## RECORDS PROVIDED

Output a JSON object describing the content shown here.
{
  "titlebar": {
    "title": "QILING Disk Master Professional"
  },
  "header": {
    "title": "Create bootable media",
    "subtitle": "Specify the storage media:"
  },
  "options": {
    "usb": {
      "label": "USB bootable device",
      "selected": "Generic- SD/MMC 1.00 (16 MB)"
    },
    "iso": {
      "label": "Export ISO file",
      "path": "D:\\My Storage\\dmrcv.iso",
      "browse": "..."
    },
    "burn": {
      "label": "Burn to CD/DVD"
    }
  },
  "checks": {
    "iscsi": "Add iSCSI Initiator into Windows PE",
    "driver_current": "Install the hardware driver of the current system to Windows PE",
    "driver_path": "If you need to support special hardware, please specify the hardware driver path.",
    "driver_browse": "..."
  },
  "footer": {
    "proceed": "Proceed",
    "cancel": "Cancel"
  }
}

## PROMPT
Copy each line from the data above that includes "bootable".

## RESULT
    "title": "Create bootable media",
      "label": "USB bootable device",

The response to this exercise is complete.